The Classification of Life: From Aristotle to Woese: here.

Linnaeus, Buffon, and classification in biology


This video from the Philippines is called Linnaeus 300 years in Manila part I.

At the natural history museum, the biggest of three exhibits now is about classification in biology.

In the seventeenth century in Europe, people who could afford them often had cabinets of curiosity: rooms or chests of drawers with antique or pseudo antique coins, art objects, and natural objects, to impress visitors.

During the “Enlightenment” in the eighteenth century, the idea arose there should be systematic order in those collections. Natural objects were separated from human made objects in special collections, eventually giving rise to natural history museums.

In this, the “System of nature” by Carolus Linnaeus, dividing plants and animals into classes, orders, and species with binomial Latin names, helped.

As Linnaeus was born three hundred years ago, the classification exhibition is to remember him.

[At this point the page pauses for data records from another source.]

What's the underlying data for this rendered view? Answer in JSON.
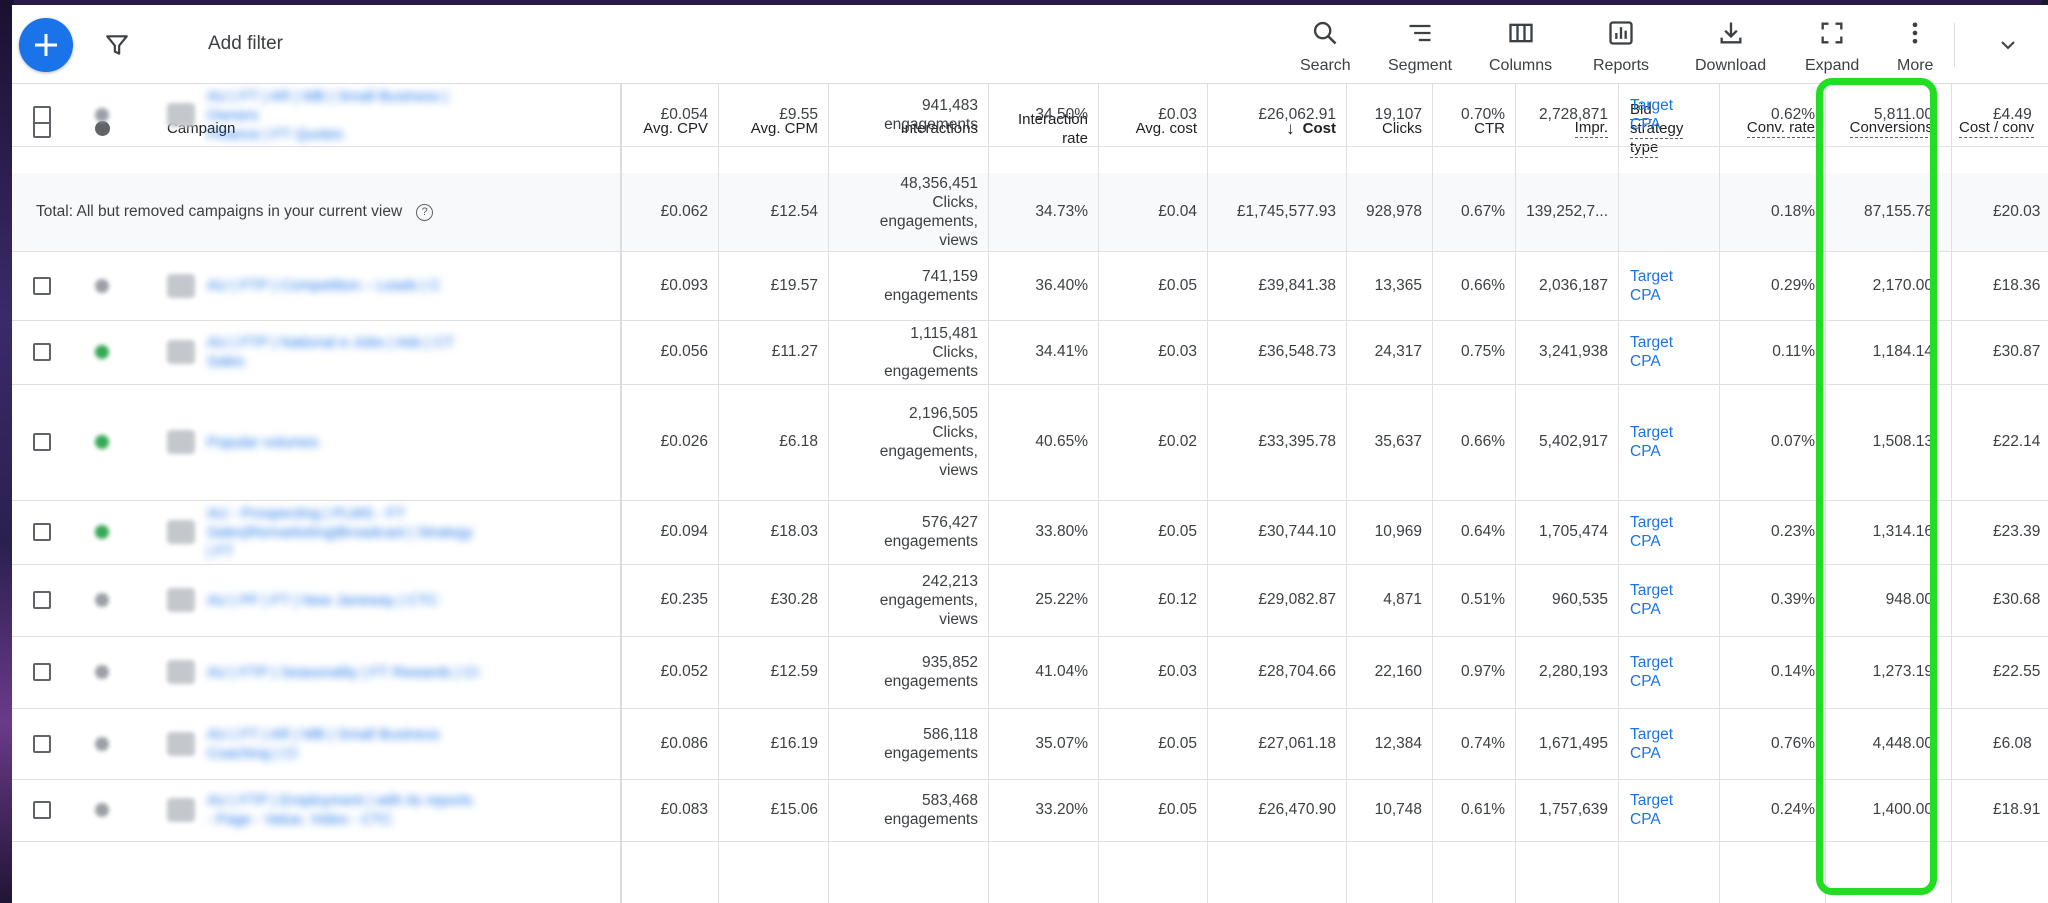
{
  "toolbar": {
    "add_filter": "Add filter",
    "buttons": [
      {
        "label": "Search",
        "icon": "search-icon"
      },
      {
        "label": "Segment",
        "icon": "segment-icon"
      },
      {
        "label": "Columns",
        "icon": "columns-icon"
      },
      {
        "label": "Reports",
        "icon": "reports-icon"
      },
      {
        "label": "Download",
        "icon": "download-icon"
      },
      {
        "label": "Expand",
        "icon": "expand-icon"
      },
      {
        "label": "More",
        "icon": "more-vert-icon"
      }
    ]
  },
  "colors": {
    "accent": "#1a73e8",
    "highlight": "#22dd22",
    "status_enabled": "#34a853",
    "status_paused": "#9aa0a6"
  },
  "table": {
    "headers": {
      "campaign": "Campaign",
      "avg_cpv": "Avg. CPV",
      "avg_cpm": "Avg. CPM",
      "interactions": "Interactions",
      "interaction_rate_1": "Interaction",
      "interaction_rate_2": "rate",
      "avg_cost": "Avg. cost",
      "cost": "Cost",
      "clicks": "Clicks",
      "ctr": "CTR",
      "impr": "Impr.",
      "bid_1": "Bid",
      "bid_2": "strategy",
      "bid_3": "type",
      "conv_rate": "Conv. rate",
      "conversions": "Conversions",
      "cost_conv": "Cost / conv"
    },
    "sort": {
      "column": "Cost",
      "direction": "descending"
    },
    "total": {
      "label": "Total: All but removed campaigns in your current view",
      "avg_cpv": "£0.062",
      "avg_cpm": "£12.54",
      "interactions": [
        "48,356,451",
        "Clicks,",
        "engagements,",
        "views"
      ],
      "interaction_rate": "34.73%",
      "avg_cost": "£0.04",
      "cost": "£1,745,577.93",
      "clicks": "928,978",
      "ctr": "0.67%",
      "impr": "139,252,7...",
      "bid": "",
      "conv_rate": "0.18%",
      "conversions": "87,155.78",
      "cost_conv": "£20.03"
    },
    "rows": [
      {
        "name": [
          "AU | FTP | Competition – Leads | C"
        ],
        "status": "paused",
        "avg_cpv": "£0.093",
        "avg_cpm": "£19.57",
        "interactions": [
          "741,159",
          "engagements"
        ],
        "interaction_rate": "36.40%",
        "avg_cost": "£0.05",
        "cost": "£39,841.38",
        "clicks": "13,365",
        "ctr": "0.66%",
        "impr": "2,036,187",
        "bid": [
          "Target",
          "CPA"
        ],
        "conv_rate": "0.29%",
        "conversions": "2,170.00",
        "cost_conv": "£18.36"
      },
      {
        "name": [
          "AU | FTP | National e-Jobs | Ads | CT",
          "Sales"
        ],
        "status": "enabled",
        "avg_cpv": "£0.056",
        "avg_cpm": "£11.27",
        "interactions": [
          "1,115,481",
          "Clicks,",
          "engagements"
        ],
        "interaction_rate": "34.41%",
        "avg_cost": "£0.03",
        "cost": "£36,548.73",
        "clicks": "24,317",
        "ctr": "0.75%",
        "impr": "3,241,938",
        "bid": [
          "Target",
          "CPA"
        ],
        "conv_rate": "0.11%",
        "conversions": "1,184.14",
        "cost_conv": "£30.87"
      },
      {
        "name": [
          "Popular volumes"
        ],
        "status": "enabled",
        "avg_cpv": "£0.026",
        "avg_cpm": "£6.18",
        "interactions": [
          "2,196,505",
          "Clicks,",
          "engagements,",
          "views"
        ],
        "interaction_rate": "40.65%",
        "avg_cost": "£0.02",
        "cost": "£33,395.78",
        "clicks": "35,637",
        "ctr": "0.66%",
        "impr": "5,402,917",
        "bid": [
          "Target",
          "CPA"
        ],
        "conv_rate": "0.07%",
        "conversions": "1,508.13",
        "cost_conv": "£22.14"
      },
      {
        "name": [
          "AU - Prospecting | PLMS - FT",
          "Sales|Remarketing|Broadcast | Strategy",
          "| FT"
        ],
        "status": "enabled",
        "avg_cpv": "£0.094",
        "avg_cpm": "£18.03",
        "interactions": [
          "576,427",
          "engagements"
        ],
        "interaction_rate": "33.80%",
        "avg_cost": "£0.05",
        "cost": "£30,744.10",
        "clicks": "10,969",
        "ctr": "0.64%",
        "impr": "1,705,474",
        "bid": [
          "Target",
          "CPA"
        ],
        "conv_rate": "0.23%",
        "conversions": "1,314.16",
        "cost_conv": "£23.39"
      },
      {
        "name": [
          "AU | PF | FT | New Janeway | CTC"
        ],
        "status": "paused",
        "avg_cpv": "£0.235",
        "avg_cpm": "£30.28",
        "interactions": [
          "242,213",
          "engagements,",
          "views"
        ],
        "interaction_rate": "25.22%",
        "avg_cost": "£0.12",
        "cost": "£29,082.87",
        "clicks": "4,871",
        "ctr": "0.51%",
        "impr": "960,535",
        "bid": [
          "Target",
          "CPA"
        ],
        "conv_rate": "0.39%",
        "conversions": "948.00",
        "cost_conv": "£30.68"
      },
      {
        "name": [
          "AU | FTP | Seasonality | FT Rewards | CI"
        ],
        "status": "paused",
        "avg_cpv": "£0.052",
        "avg_cpm": "£12.59",
        "interactions": [
          "935,852",
          "engagements"
        ],
        "interaction_rate": "41.04%",
        "avg_cost": "£0.03",
        "cost": "£28,704.66",
        "clicks": "22,160",
        "ctr": "0.97%",
        "impr": "2,280,193",
        "bid": [
          "Target",
          "CPA"
        ],
        "conv_rate": "0.14%",
        "conversions": "1,273.19",
        "cost_conv": "£22.55"
      },
      {
        "name": [
          "AU | FT | AR | MB | Small Business",
          "Coaching | CI"
        ],
        "status": "paused",
        "avg_cpv": "£0.086",
        "avg_cpm": "£16.19",
        "interactions": [
          "586,118",
          "engagements"
        ],
        "interaction_rate": "35.07%",
        "avg_cost": "£0.05",
        "cost": "£27,061.18",
        "clicks": "12,384",
        "ctr": "0.74%",
        "impr": "1,671,495",
        "bid": [
          "Target",
          "CPA"
        ],
        "conv_rate": "0.76%",
        "conversions": "4,448.00",
        "cost_conv": "£6.08"
      },
      {
        "name": [
          "AU | FTP | Employment | with its reports",
          "- Page - Value, Video - CTC"
        ],
        "status": "paused",
        "avg_cpv": "£0.083",
        "avg_cpm": "£15.06",
        "interactions": [
          "583,468",
          "engagements"
        ],
        "interaction_rate": "33.20%",
        "avg_cost": "£0.05",
        "cost": "£26,470.90",
        "clicks": "10,748",
        "ctr": "0.61%",
        "impr": "1,757,639",
        "bid": [
          "Target",
          "CPA"
        ],
        "conv_rate": "0.24%",
        "conversions": "1,400.00",
        "cost_conv": "£18.91"
      },
      {
        "name": [
          "AU | FT | AR | MB | Small Business | Owners",
          "Finance | FT Quotes"
        ],
        "status": "paused",
        "avg_cpv": "£0.054",
        "avg_cpm": "£9.55",
        "interactions": [
          "941,483",
          "engagements"
        ],
        "interaction_rate": "34.50%",
        "avg_cost": "£0.03",
        "cost": "£26,062.91",
        "clicks": "19,107",
        "ctr": "0.70%",
        "impr": "2,728,871",
        "bid": [
          "Target",
          "CPA"
        ],
        "conv_rate": "0.62%",
        "conversions": "5,811.00",
        "cost_conv": "£4.49"
      }
    ]
  }
}
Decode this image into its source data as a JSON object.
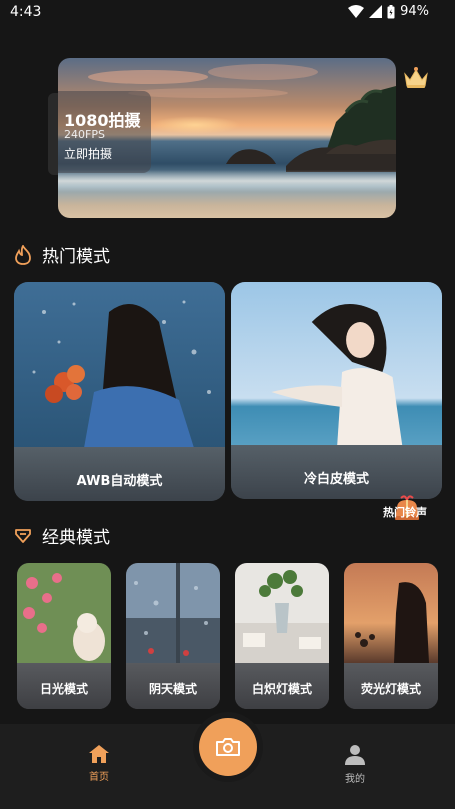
{
  "status_bar": {
    "time": "4:43",
    "battery": "94%"
  },
  "hero": {
    "title": "1080拍摄",
    "subtitle": "240FPS",
    "action": "立即拍摄"
  },
  "hot_section": {
    "title": "热门模式",
    "cards": [
      {
        "label": "AWB自动模式"
      },
      {
        "label": "冷白皮模式"
      }
    ],
    "badge": "热门铃声"
  },
  "classic_section": {
    "title": "经典模式",
    "cards": [
      {
        "label": "日光模式"
      },
      {
        "label": "阴天模式"
      },
      {
        "label": "白炽灯模式"
      },
      {
        "label": "荧光灯模式"
      }
    ]
  },
  "bottom_nav": {
    "items": [
      {
        "label": "首页",
        "icon": "home-icon",
        "active": true
      },
      {
        "label": "我的",
        "icon": "user-icon",
        "active": false
      }
    ],
    "center_icon": "camera-icon"
  },
  "colors": {
    "accent": "#f0a05a",
    "background": "#161616",
    "nav_inactive": "#bdbdbd"
  }
}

And also to remember another important biologist, born in the same year 1707: Frenchman Buffon.

Buffon was in many respects different from, and a rival to, Linnaeus.

Buffon had a more “dynamic” approach to nature and its species, while Linnaeus’ was more “static”.

Buffon defined a species as: if there is interbreeding with a different species, then offspring will be unable to procreate itself. A definition still often used today.

Against Linnaeus’ System of Nature, Buffon and his supporters said that nature did not have a system.

In the systemic part of the botanical garden, there is now a sculpture of Linnaeus; but also plant beds and signs indicating that DNA and other recent research have found that many plants which Linnaeus and later botanists thought were related, are not related; while plants they thought were unrelated, are in fact related.

However, Linnaeus’ idea of one Latin genus name plus one species name still stands.

It made things much easier for biologists since pre-Linnaeus times, when about every author about nature promoted his own nomenclature.

Linnaeus’ system implies various species are related.

He did not draw the conclusion from this that species may evolve from common ancestors (which would have upset many eighteenth century Christian believers; Linnaeus was one himself).

That would mainly be done by nineteenth century scientists like Charles Darwin (see also here).

Still, one might say Linnaeus played a part in preparing the ground for the idea of evolution.

One might say Buffon prepared the ground here even more. More skeptic on religion than Linnaeus, he strove to refute the ideas of biblical literalist “creationist” eighteenth century “Diluvians” like Scheuchzer, who believed that the earth was only a few thousand years old, and fossils were the results of the biblical deluge.

Buffon had an experiment with a hot iron ball, which he let cool off till it was normal temperature. He calculated from this that the earth was certainly older than the six thousand or something years calculated from the bible; seventy-five thousand years, Buffon said. So, still far shorter than in later science, but in the right direction compared to his contemporaries.

Supporters of Buffon and Linnaeus clashed also during the French revolution. Somewhat paradoxically, contrary to what one might expect of political revolutionaries being more attracted to Buffon’s dynamic theories than to Linnaeus’ ‘conservative’ ones, that was not the case.

One of the paradoxes of biology in the eighteenth century, when Voltaire, often considered a paragon of the Enlightenment, refused to believe in fossils; while the “creationist” Scheuchzer did. Though getting both the species and age of Andrias scheuchzeri wrong, Scheuchzer’s questionable work did give an impetus to the rise of palaeontology.

In 1911 the discovery that the world was billions of years old changed our view of the world for ever: read article here.

Carl Linnaeus Invented The Index Card: here.